OK, that’s pretty far out, or is it?
The Wall street Journal reported recently that new bond issues – sort of like collateralized debt obligations – are being developed without consideration for the credit rating of the assets forming the bond. The justification is that credit rating did not predict or help avoid the last crisis, so what good are they?
Now here is the twist – a surprisingly “Social Media” style solution is proposed – and accepted by the market. The bankers put their personal and corporate reputations on the line. If you trust the banker, you can trust their bond.
Is the Credit Score Obsolete?
This sets up an interesting new game now that many bad banks are gone and public sentiment is turned against them. The new game is playing out in interesting ways.
- The bank does not want to put their reputation in the hands of a 3rd party credit rating agency.
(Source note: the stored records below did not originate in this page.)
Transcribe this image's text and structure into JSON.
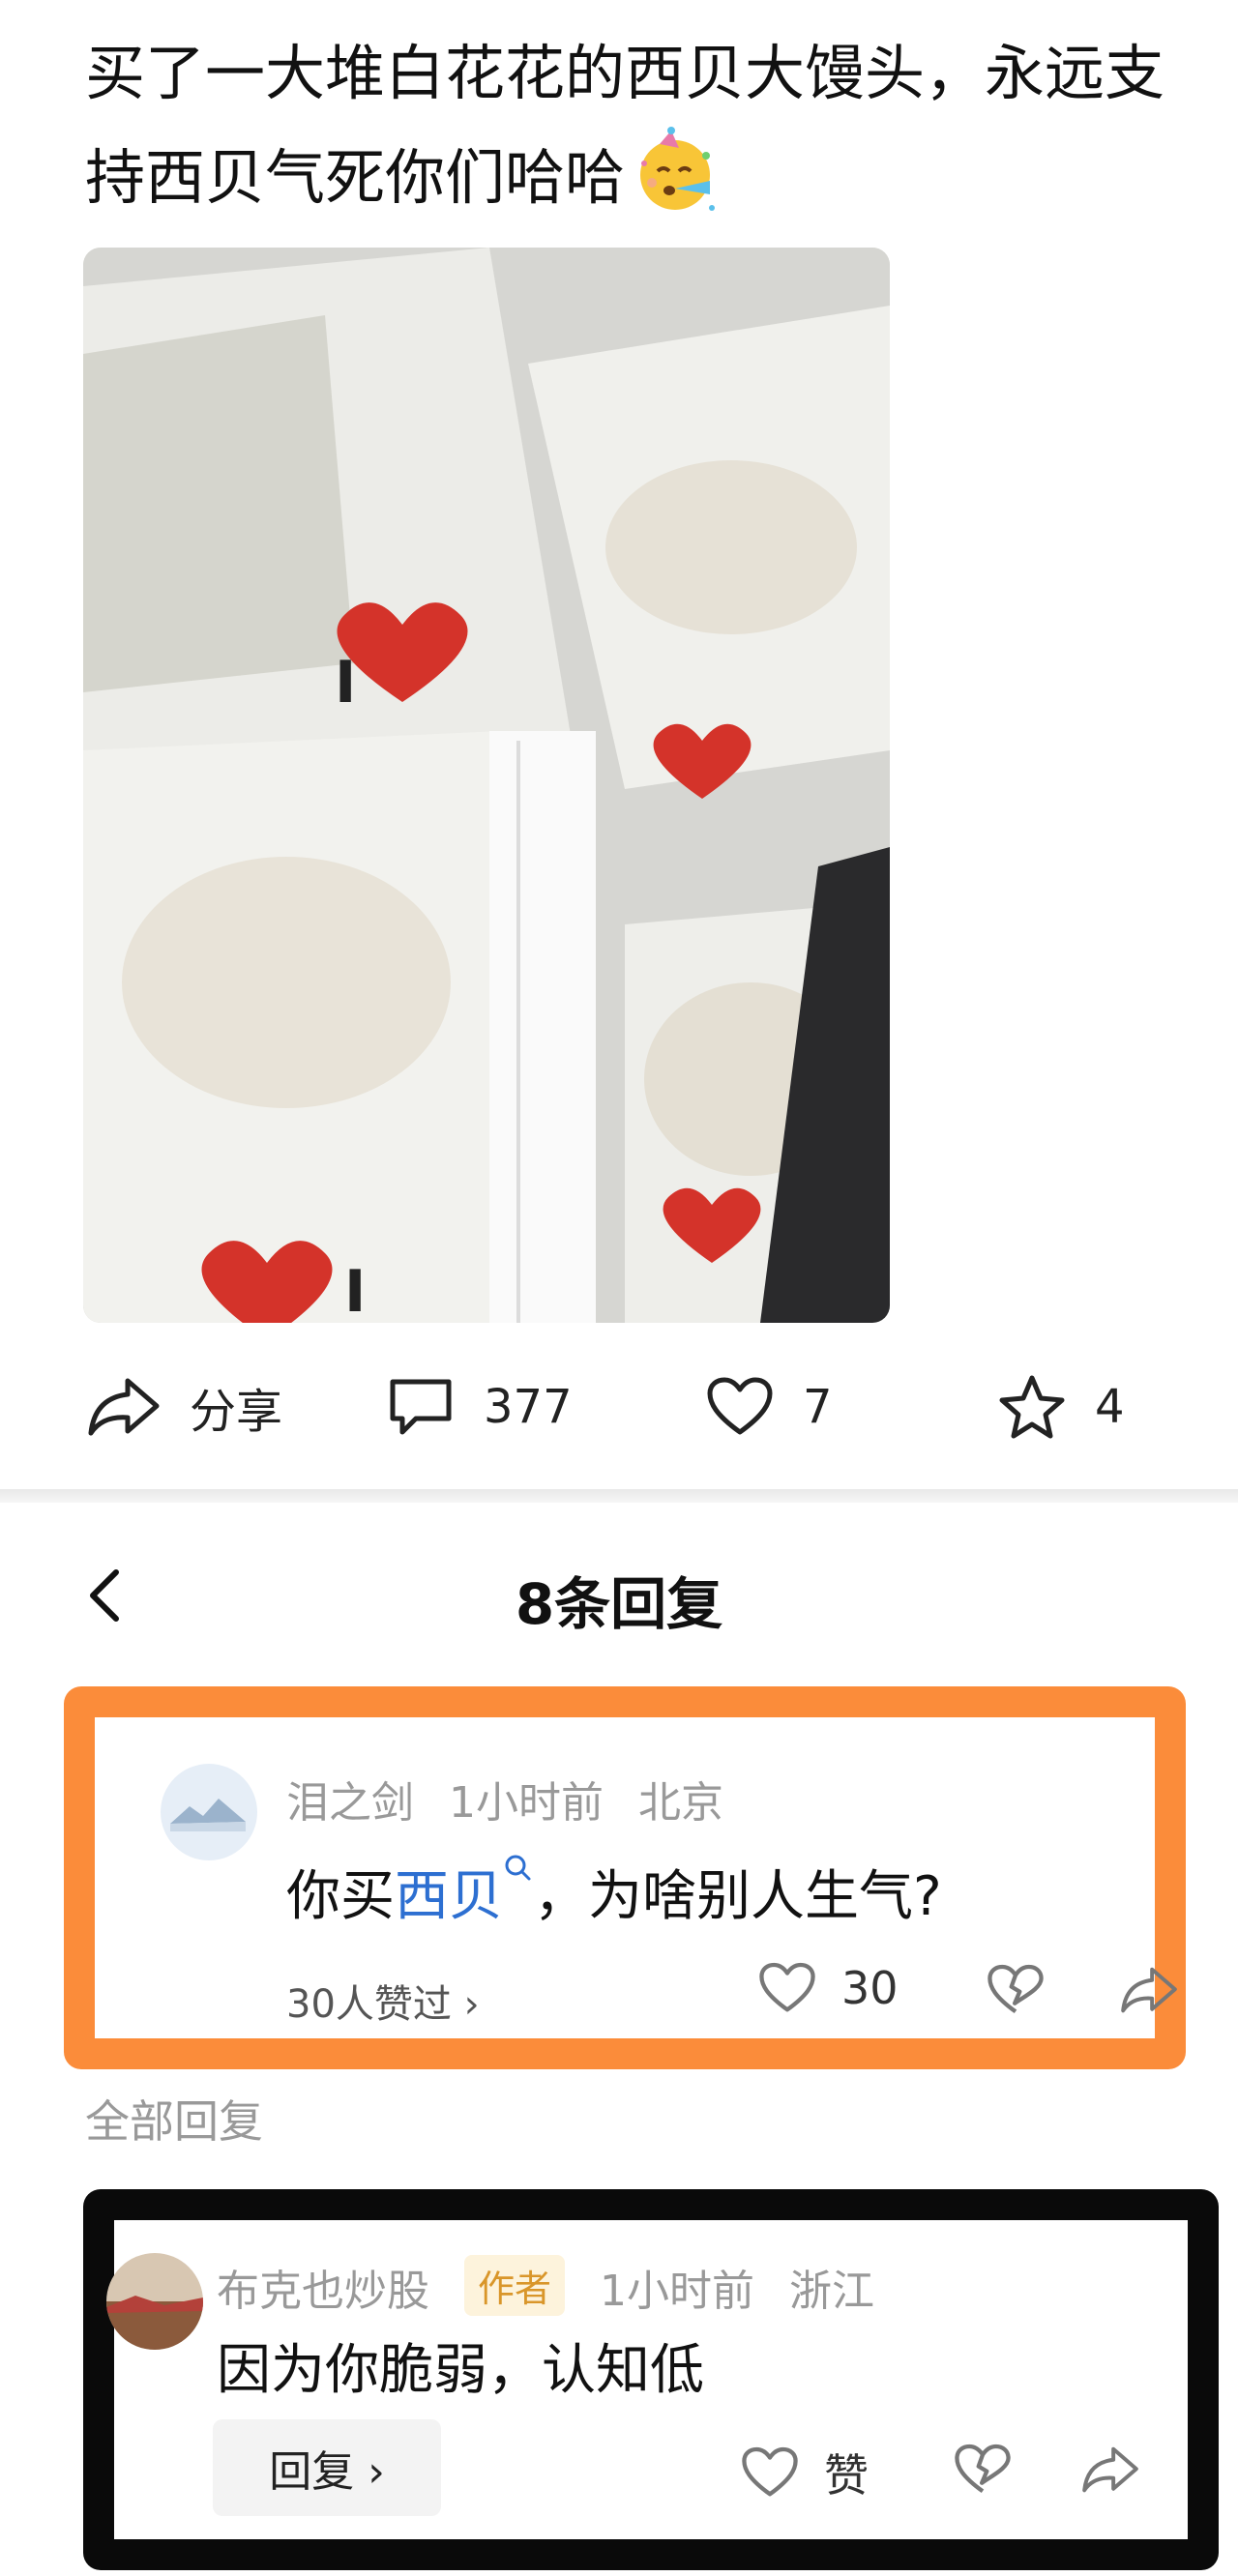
{
  "post": {
    "text": "买了一大堆白花花的西贝大馒头，永远支持西贝气死你们哈哈",
    "emoji": "party-face-emoji",
    "image_alt": "photo of steamed buns in I love XIBEI bags"
  },
  "actions": {
    "share_label": "分享",
    "comments_count": "377",
    "likes_count": "7",
    "favorites_count": "4"
  },
  "replies_panel": {
    "title": "8条回复",
    "all_replies_label": "全部回复"
  },
  "highlighted_comment": {
    "username": "泪之剑",
    "time": "1小时前",
    "location": "北京",
    "text_before": "你买",
    "link_word": "西贝",
    "text_after": "，为啥别人生气?",
    "likers": "30人赞过 ›",
    "like_count": "30"
  },
  "reply": {
    "username": "布克也炒股",
    "author_tag": "作者",
    "time": "1小时前",
    "location": "浙江",
    "text": "因为你脆弱，认知低",
    "reply_button_label": "回复 ›",
    "like_label": "赞"
  },
  "colors": {
    "highlight_border": "#fb8c3a",
    "dark_border": "#0a0a0a",
    "link": "#2d6fd1",
    "author_tag_text": "#d9962a"
  }
}
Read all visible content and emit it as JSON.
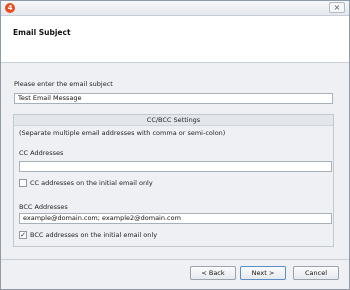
{
  "window": {
    "app_icon_glyph": "4",
    "close_glyph": "×"
  },
  "header": {
    "title": "Email Subject"
  },
  "subject": {
    "prompt": "Please enter the email subject",
    "value": "Test Email Message"
  },
  "ccbcc": {
    "group_title": "CC/BCC Settings",
    "hint": "(Separate multiple email addresses with comma or semi-colon)",
    "cc_label": "CC Addresses",
    "cc_value": "",
    "cc_checkbox_label": "CC addresses on the initial email only",
    "cc_checked": false,
    "bcc_label": "BCC Addresses",
    "bcc_value": "example@domain.com; example2@domain.com",
    "bcc_checkbox_label": "BCC addresses on the initial email only",
    "bcc_checked": true,
    "check_glyph": "✓"
  },
  "buttons": {
    "back": "< Back",
    "next": "Next >",
    "cancel": "Cancel"
  }
}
- Investor wants to put their money into the hands of the person who actually hangs if the deal goes bad.
- “Inside Information” has become so systematized; the banker knows things long before the rating agency.
- A system had been built to “game” the credit agencies…lose the game and lose the risk?
- Avoid government vetting regulation in favor of “social network” vetting.
- Tactical advantage over corrupt competitors
- It’s easier for everyone to understand – including the banker, investor, and bond asset.
This is a profound shift in thinking from only a few years ago and almost seems like a return to a bygone era; remember the old days when the banker was actually a member of the community where the bank invested their money?
There are some lessons to take home. If don’t need credit ratings for corporate bond issues, do they need credit ratings for people? What if all of these institutions adopt a social network based credit score? What would that look like? Social media by and large rewards high integrity and punishes low integrity. The value of social media includes a component of risk reduction. You would think that Banks, Insurance, and even homeland security would be all over this game.
What happens if your credit rating is divorced from your finances? What good is your social security number? How does this effect all the downstream users of credit ratings like insurance, employers, credit card companies, social security payments – if any? Much of what we’ll associate with the innovation economy is the disruption, if not outright destruction, of an impossibly unstable system of finance.